Seasonal clothing carries further implications for Johnston, a plus‑size woman. “It’s like: OK, have I got to wear shorts?” she continues. “If so, am I going to have chub rub? Have I got to get parts of my body out that I don’t feel comfortable with? Summer magnifies the space you take up in the world, whereas it’s easier to fade into the background in the winter – and you can hide a lot of things. You can wear jumpers and you can feel comfortable.”
Even opening up about why you don’t like this time of year exposes you to feelings of swimming against the tide. “I sound like a grumpy old woman, but there’s just so much pressure to have a good time,” says Johnston. “Then you’re like: but I’m not having a good time – what does that say about me?”

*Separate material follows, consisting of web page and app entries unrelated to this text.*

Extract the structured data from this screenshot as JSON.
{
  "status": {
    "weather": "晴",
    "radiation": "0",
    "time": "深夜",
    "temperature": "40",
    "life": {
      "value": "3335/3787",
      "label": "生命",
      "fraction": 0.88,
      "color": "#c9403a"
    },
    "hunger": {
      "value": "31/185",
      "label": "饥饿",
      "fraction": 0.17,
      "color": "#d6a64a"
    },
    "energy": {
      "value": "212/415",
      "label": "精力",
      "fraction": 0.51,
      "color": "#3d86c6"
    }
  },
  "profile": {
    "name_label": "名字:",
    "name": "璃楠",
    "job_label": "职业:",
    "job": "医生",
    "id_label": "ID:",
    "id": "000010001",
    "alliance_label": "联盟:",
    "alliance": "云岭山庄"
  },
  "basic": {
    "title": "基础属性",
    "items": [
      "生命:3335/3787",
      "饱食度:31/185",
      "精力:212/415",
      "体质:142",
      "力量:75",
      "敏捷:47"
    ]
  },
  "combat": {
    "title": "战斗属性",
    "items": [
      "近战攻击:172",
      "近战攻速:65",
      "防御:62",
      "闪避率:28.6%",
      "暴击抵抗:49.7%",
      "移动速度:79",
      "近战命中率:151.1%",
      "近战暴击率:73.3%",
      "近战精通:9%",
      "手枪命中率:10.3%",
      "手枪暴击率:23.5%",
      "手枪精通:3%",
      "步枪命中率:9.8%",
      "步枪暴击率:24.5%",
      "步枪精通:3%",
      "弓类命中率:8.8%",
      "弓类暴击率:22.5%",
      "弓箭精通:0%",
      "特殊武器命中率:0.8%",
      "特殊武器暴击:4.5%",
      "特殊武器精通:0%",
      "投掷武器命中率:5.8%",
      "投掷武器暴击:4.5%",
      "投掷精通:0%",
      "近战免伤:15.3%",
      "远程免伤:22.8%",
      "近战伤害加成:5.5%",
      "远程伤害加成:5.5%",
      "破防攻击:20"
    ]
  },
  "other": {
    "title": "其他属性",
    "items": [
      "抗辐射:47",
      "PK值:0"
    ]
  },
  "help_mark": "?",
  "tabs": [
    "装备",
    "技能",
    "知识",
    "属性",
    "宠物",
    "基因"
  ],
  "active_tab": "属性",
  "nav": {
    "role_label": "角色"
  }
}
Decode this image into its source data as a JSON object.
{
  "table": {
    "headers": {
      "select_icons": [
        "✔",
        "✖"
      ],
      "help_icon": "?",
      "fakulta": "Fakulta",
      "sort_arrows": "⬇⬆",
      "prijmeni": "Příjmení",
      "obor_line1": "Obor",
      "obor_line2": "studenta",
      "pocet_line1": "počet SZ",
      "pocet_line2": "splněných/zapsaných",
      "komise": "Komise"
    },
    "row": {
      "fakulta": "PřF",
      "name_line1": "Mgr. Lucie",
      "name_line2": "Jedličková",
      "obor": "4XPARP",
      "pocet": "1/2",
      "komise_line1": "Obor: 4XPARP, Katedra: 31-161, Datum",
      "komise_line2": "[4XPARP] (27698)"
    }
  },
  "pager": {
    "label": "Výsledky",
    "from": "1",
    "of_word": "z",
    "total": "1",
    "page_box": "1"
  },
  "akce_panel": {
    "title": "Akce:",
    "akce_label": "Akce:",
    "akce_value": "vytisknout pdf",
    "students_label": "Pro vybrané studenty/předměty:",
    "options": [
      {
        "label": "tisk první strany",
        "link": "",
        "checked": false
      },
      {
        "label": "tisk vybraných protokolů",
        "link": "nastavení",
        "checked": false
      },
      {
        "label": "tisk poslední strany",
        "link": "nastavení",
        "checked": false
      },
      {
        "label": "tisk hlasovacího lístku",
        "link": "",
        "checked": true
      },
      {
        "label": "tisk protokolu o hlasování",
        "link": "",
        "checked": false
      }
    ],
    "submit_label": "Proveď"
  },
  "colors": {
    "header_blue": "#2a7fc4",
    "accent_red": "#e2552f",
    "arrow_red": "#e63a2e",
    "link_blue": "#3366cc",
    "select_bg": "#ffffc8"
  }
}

The power of summer makes us do all sorts of things we wouldn’t normally do, such as paying to ride a swan-shaped pedalo around a lake, or contorting our bodies into complex yoga positions in order to eat a dry sandwich on an itchy blanket near some dog poo (I don’t like picnics). It can also make us feel sad for not taking part.
“It’s the one-two punch of getting it from the companies selling you this summer happiness – ‘lose weight to get summer-ready and you’ll be much happier!’ – and then getting the feedback loop off Instagram and TikTok, where everyone is presenting such a tweaked, perfected version of their own summer that you can’t help but feel bad, even if it’s not your vibe at all,” says Haigh. “I’ve found myself envious of people on my TikTok feed attending week-long music festivals, despite knowing in my soul that I’d rather be chilling in my back garden with a book. It’s regular-flavour Fomo mixed with seasonal pressure.”
It all starts off jovial, then it’s noise complaints, then people get arrested
The clinical psychologist Linda Blair says this social media-based emotional weight may be more potent since the pandemic: “Any time we have pressure put on us, we want to run a mile. We’ve had nothing but relentless pressure.” Fomo is on the rise as we try to deal with the stress of venturing outside again. “We’re desperate to belong, to be included and be part of society,” Blair says. “That’s an emotional reaction and not a logical reaction. It’s: oh dear, I must do that, not: I want to do that. I think we’re in a really weird transition period. People are being hit with [feelings of]: please don’t stress me, don’t make me do things I don’t want to do, but then, at the same time: I’m so lonely and I really want to belong, so I guess I better do these things. The pressure is nasty.”
While external pressure plays on the mind of a summer grinch, it’s important to note that guilt can influence some of those applying the pressure. Keen to absolve my mum of wrongdoing in her attempts to make me breathe in fresh air, socialise and make lifelong memories, I speak to Catherine Wilde, a life coach and author from San Antonio, Texas.
“There simply seems to be more things to feel guilty about in the summertime,” Wilde says. “One reason may be that there are more social cues telling mums that they should be spending all their time with their children during the summer, as opposed to other times of the year. This can lead to feelings of extreme guilt, especially if time is not spent perfectly.”
This cocktail of feelings – guilt, pressure, anxiety, complex Fomo – is not typically associated with summer’s breezy, laid-back vibe, one advertised via TV shows such as Love Island and social media platforms favouring heavily filtered snapshots and cherrypicked highlights. But, for summer bummers, it’s all we know. Roll on winter!